Task instructions:
Your task is to copy every line below that contains the word "number".

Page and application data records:
*****
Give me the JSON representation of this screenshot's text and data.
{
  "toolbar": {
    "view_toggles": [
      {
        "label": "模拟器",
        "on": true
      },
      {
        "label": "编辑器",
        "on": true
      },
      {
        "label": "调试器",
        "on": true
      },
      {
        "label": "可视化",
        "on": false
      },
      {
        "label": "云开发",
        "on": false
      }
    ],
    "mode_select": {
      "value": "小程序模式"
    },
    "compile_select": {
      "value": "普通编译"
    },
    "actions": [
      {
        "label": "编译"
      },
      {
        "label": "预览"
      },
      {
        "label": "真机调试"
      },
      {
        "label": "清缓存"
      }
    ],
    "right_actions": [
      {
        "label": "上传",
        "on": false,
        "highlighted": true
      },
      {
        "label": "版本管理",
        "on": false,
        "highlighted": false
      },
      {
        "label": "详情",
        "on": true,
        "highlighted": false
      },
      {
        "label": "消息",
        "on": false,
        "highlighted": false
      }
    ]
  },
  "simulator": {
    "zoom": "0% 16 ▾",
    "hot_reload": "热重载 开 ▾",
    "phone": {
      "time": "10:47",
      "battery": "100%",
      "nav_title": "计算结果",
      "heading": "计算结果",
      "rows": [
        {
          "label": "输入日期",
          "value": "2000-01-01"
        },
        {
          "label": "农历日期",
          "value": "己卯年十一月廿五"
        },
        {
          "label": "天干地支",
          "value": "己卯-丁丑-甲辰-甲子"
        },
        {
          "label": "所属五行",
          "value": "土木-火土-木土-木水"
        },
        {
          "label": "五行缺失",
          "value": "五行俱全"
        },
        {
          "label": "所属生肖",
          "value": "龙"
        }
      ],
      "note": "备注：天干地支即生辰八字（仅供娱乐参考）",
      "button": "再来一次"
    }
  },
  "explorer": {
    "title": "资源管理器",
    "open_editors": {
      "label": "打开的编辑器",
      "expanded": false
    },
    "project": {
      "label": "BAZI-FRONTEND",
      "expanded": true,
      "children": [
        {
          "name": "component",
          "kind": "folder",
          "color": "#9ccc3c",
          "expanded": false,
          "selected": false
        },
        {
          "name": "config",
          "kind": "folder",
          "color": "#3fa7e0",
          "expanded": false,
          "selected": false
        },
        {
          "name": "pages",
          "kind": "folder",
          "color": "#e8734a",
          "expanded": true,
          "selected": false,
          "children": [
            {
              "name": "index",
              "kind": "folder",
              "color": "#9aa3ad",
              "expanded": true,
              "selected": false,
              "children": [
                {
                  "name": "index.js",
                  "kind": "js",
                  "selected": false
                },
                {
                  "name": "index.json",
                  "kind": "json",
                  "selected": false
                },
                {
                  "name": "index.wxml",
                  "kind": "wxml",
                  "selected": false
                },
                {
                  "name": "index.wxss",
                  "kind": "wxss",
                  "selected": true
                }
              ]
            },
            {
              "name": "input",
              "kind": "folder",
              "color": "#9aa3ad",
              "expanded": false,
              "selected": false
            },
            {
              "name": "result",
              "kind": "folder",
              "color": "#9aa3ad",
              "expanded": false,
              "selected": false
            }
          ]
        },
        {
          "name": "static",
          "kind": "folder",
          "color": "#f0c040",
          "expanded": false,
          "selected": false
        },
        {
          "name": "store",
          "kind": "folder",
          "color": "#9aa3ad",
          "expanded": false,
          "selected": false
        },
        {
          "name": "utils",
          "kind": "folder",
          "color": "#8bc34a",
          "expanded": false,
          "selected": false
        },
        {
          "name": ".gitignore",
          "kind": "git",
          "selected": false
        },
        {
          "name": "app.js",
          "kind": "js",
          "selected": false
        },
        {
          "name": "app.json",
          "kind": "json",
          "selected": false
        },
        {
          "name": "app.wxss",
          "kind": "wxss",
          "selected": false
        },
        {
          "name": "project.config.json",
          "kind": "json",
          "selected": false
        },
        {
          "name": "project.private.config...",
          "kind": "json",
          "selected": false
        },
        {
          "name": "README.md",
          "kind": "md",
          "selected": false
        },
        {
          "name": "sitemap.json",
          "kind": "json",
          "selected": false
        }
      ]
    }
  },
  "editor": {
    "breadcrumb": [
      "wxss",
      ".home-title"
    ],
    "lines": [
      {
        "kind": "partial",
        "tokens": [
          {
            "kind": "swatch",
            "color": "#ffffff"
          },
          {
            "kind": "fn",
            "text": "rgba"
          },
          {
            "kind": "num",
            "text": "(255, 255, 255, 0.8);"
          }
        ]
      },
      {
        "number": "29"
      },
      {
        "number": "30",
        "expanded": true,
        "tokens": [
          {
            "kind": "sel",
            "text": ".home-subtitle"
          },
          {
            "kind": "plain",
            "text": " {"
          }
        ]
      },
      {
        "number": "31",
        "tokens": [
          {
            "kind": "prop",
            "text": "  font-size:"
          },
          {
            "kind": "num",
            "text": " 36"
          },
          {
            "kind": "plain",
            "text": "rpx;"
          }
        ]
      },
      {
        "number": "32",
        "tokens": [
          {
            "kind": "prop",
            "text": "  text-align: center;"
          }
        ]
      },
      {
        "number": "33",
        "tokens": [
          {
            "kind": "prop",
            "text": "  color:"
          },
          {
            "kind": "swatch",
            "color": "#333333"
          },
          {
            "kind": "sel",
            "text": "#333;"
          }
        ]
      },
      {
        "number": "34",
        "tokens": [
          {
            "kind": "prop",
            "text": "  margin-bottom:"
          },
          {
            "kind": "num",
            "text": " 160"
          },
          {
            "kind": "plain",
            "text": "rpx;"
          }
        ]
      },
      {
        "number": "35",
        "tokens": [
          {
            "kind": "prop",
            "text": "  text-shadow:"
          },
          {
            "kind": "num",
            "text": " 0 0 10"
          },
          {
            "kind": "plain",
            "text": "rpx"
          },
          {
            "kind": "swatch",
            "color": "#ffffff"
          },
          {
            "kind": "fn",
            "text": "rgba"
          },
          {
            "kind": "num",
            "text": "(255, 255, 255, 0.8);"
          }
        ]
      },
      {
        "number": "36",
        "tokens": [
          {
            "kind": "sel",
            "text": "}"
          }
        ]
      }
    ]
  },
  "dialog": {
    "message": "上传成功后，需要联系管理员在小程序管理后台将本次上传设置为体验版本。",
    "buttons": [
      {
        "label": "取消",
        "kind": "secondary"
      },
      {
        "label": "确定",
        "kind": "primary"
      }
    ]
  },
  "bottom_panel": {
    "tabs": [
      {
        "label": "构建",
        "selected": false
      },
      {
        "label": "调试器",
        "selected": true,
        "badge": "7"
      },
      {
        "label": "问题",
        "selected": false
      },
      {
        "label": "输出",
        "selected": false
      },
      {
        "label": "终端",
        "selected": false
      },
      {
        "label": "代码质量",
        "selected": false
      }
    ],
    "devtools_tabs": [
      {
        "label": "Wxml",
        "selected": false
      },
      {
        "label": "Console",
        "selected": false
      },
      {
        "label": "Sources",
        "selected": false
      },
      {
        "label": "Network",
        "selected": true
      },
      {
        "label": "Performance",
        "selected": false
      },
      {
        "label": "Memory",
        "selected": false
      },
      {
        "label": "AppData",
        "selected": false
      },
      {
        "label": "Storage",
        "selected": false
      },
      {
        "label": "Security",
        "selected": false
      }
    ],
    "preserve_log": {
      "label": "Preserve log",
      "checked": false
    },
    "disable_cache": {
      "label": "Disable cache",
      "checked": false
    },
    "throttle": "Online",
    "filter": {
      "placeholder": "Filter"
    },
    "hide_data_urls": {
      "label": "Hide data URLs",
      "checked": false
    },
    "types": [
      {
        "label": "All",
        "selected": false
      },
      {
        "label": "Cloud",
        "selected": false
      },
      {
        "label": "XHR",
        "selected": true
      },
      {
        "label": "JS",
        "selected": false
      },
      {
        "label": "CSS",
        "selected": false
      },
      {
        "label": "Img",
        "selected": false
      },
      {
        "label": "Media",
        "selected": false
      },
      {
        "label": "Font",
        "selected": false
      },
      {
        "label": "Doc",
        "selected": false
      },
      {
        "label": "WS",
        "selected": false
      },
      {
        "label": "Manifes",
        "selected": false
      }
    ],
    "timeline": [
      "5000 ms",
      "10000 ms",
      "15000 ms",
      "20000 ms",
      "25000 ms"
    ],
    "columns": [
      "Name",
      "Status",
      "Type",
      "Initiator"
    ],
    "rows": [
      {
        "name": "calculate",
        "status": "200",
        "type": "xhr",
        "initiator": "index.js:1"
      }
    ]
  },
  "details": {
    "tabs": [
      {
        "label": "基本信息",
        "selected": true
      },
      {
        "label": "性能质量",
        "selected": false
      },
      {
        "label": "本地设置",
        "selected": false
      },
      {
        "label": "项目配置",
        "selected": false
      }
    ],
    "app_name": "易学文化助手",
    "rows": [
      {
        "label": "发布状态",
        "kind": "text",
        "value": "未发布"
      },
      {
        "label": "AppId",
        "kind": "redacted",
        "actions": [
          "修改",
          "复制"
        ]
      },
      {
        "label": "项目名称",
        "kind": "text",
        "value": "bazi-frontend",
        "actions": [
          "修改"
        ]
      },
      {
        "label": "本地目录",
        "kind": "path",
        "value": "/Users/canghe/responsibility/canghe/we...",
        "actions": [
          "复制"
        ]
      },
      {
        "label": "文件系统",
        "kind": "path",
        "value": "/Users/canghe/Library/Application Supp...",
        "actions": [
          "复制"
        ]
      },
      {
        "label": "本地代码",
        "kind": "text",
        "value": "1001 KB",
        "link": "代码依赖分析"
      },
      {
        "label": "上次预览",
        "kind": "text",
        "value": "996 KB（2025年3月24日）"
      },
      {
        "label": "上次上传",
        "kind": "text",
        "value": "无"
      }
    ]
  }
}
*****
Solution for this task:
        "number": "29"
        "number": "30",
        "number": "31",
        "number": "32",
        "number": "33",
        "number": "34",
        "number": "35",
        "number": "36",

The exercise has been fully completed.